1st March 2021
"A joint partnership project between the Centre for Integrated Urban Development, WaterAid Nepal and The Coca-Cola Foundation in building urban resilience through rainwater harvesting and Groundwater Recharge in Lagankhel, Lalitpur Metropolitan City."

The Centre for Integrated Urban Development, with support from WaterAid Nepal and The Coca-Cola Foundation, has handed over Rainwater Harvesting and Groundwater Recharge project to Rajdal Army Barrack.  The collaborative project which commenced on January 2020 has successfully concluded on 28th Feb 2021 with a handover ceremony at the Rajdal Army Barrack, Lagankhel-Lalitpur in presence of Chiribabu Maharjan, Mayor, Lalitpur Metropolitan City. 

Situated at the highest point of Patan City, Lagankhel area is a natural recharge zone where groundwater is recharged, thereby feeding community wells and stone spouts. The project has been executed with the objective of recharging groundwater in Lagankhel and its peripheral areas and demonstrating this technology among wider communities.

51 recharge wells along with 51 filter chambers were constructed inside the premises of the barrack. The expected volume of potential water recharge, through these wells, is 5 crore and 10 lakh liters annually. Additionally, to remove silt and sand from the surface runoffs, three desilting basins were also constructed in the area where runoff water is likely to carry dirt. One rain garden has also been constructed to demonstrate the efficacy of such initiatives towards groundwater recharge.

Alongside, motivational and awareness programs on groundwater recharge were conducted in the wider communities involving local authorities, civil society organizations, and academic institutes.

Groundwater is one of the key sources of water in Kathmandu Valley. Groundwater is extracted through household and community wells and it is also obtained through stone spouts and spring outlets. Every monsoon, groundwater is recharged naturally when the rainwater is injected underground through porous soil surfaces and ponds. Additionally, water collected from nearby catchment areas and canals also significantly contribute to natural groundwater recharge and maintaining (or increasing) the groundwater level.

This groundwater table is, however, depleting, due to two major reasons- sealing of the natural recharge zones and unregulated extraction of groundwater. 

The groundwater table can be maintained by an artificial recharge process through the construction of recharge wells which are simple and low-cost structures that can be promoted at strategic locations by concerned institutes or individual households. It can also be achieved by reviving community ponds. Groundwater recharge also manages stormwater, thereby, reducing urban flooding. 

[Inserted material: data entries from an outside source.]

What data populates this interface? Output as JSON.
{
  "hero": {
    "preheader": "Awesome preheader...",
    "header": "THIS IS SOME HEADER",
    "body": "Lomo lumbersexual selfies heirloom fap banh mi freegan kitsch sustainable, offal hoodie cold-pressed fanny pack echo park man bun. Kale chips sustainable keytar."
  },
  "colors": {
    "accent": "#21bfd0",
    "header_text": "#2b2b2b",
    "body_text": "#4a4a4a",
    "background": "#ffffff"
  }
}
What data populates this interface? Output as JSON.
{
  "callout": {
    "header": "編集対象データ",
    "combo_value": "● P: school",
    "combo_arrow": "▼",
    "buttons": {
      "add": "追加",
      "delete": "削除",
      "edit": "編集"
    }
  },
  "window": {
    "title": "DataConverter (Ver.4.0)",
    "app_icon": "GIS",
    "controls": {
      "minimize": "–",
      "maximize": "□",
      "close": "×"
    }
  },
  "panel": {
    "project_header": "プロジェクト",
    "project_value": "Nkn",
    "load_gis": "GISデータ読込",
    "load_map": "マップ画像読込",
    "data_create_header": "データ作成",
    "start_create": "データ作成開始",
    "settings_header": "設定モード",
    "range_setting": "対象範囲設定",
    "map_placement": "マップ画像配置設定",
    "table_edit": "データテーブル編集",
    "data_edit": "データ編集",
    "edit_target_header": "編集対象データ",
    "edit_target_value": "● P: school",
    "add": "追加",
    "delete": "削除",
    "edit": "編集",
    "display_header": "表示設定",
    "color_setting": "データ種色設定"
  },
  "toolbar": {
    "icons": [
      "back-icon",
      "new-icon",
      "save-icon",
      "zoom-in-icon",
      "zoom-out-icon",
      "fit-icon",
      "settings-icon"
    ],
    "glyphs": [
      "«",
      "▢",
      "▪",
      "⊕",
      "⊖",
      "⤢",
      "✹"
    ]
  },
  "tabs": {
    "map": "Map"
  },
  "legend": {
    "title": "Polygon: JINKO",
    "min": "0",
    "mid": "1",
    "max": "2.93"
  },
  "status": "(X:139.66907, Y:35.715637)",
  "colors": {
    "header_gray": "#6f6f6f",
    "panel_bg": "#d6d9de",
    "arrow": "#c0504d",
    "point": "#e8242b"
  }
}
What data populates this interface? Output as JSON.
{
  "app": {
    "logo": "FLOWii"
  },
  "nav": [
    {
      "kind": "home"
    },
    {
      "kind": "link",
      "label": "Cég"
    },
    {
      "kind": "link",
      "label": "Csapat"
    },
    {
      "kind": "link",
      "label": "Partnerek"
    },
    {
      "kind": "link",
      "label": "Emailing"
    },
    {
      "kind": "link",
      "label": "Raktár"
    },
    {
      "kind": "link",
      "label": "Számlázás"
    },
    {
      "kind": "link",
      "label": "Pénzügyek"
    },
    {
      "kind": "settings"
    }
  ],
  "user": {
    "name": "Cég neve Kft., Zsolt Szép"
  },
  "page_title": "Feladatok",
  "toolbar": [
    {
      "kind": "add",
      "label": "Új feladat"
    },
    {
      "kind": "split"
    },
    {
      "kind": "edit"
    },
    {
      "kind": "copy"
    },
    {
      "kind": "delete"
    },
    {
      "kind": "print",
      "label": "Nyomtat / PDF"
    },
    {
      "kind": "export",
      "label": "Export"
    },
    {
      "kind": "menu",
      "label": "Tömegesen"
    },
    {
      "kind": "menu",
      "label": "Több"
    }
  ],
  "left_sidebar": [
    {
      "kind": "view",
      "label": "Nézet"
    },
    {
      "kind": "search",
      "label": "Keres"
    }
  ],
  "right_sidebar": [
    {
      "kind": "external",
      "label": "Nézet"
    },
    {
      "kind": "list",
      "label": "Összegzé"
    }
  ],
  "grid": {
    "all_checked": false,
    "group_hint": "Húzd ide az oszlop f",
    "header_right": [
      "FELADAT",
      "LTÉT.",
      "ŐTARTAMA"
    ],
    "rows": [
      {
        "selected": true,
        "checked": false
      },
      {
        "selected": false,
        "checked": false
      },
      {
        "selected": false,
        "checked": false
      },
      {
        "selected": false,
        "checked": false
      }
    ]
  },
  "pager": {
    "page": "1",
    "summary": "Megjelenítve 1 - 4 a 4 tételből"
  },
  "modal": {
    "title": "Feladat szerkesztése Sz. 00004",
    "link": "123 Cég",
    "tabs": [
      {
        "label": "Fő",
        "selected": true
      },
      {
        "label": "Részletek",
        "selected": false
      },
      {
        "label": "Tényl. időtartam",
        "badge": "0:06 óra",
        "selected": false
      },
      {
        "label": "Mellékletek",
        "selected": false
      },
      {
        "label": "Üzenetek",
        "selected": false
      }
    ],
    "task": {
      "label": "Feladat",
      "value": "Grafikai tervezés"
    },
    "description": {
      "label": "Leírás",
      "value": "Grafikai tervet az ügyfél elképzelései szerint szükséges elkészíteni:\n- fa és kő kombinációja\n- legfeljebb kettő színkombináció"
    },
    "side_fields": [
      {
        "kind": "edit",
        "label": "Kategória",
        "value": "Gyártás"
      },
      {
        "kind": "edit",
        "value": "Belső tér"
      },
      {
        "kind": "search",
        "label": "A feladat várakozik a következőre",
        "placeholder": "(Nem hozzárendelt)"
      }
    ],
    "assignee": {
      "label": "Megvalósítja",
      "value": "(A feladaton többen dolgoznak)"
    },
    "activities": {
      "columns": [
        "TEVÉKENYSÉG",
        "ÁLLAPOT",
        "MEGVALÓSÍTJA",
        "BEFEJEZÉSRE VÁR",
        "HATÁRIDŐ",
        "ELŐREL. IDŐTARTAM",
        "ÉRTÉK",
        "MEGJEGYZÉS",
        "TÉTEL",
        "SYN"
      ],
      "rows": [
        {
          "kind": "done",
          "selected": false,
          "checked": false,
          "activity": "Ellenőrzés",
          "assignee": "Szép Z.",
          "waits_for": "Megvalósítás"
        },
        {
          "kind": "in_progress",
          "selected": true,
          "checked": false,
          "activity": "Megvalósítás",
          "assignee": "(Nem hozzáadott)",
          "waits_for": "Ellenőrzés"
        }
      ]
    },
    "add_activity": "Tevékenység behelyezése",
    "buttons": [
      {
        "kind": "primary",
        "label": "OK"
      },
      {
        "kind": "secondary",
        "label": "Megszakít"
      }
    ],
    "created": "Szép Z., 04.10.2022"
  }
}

Chiribabu Maharjan, Mayor- Lalitpur Metropolitan City was delighted to be part of the event. He thanked CIUD, WaterAid, The Coca Cola Foundation, and Rajdal Army barrack for implementing the Rainwater Harvesting and Groundwater recharge project in Lalitpur Metropolitan city

Ambuj Singh, Country Director of Coca-Cola Company in Nepal shared, “The Coca-Cola Company has made a pioneering commitment to replenish more water than what we use in our beverages. We have a responsibility to protect & replenish water resources, promote responsible water use and help to ensure access to clean water for all. Our partnership with WaterAid in Nepal is taking action to encourage and drive implementation of water-conserving practices and other innovative projects that provides water supply to urban and rural communities.

Compiled by : Reviewer Team Reviews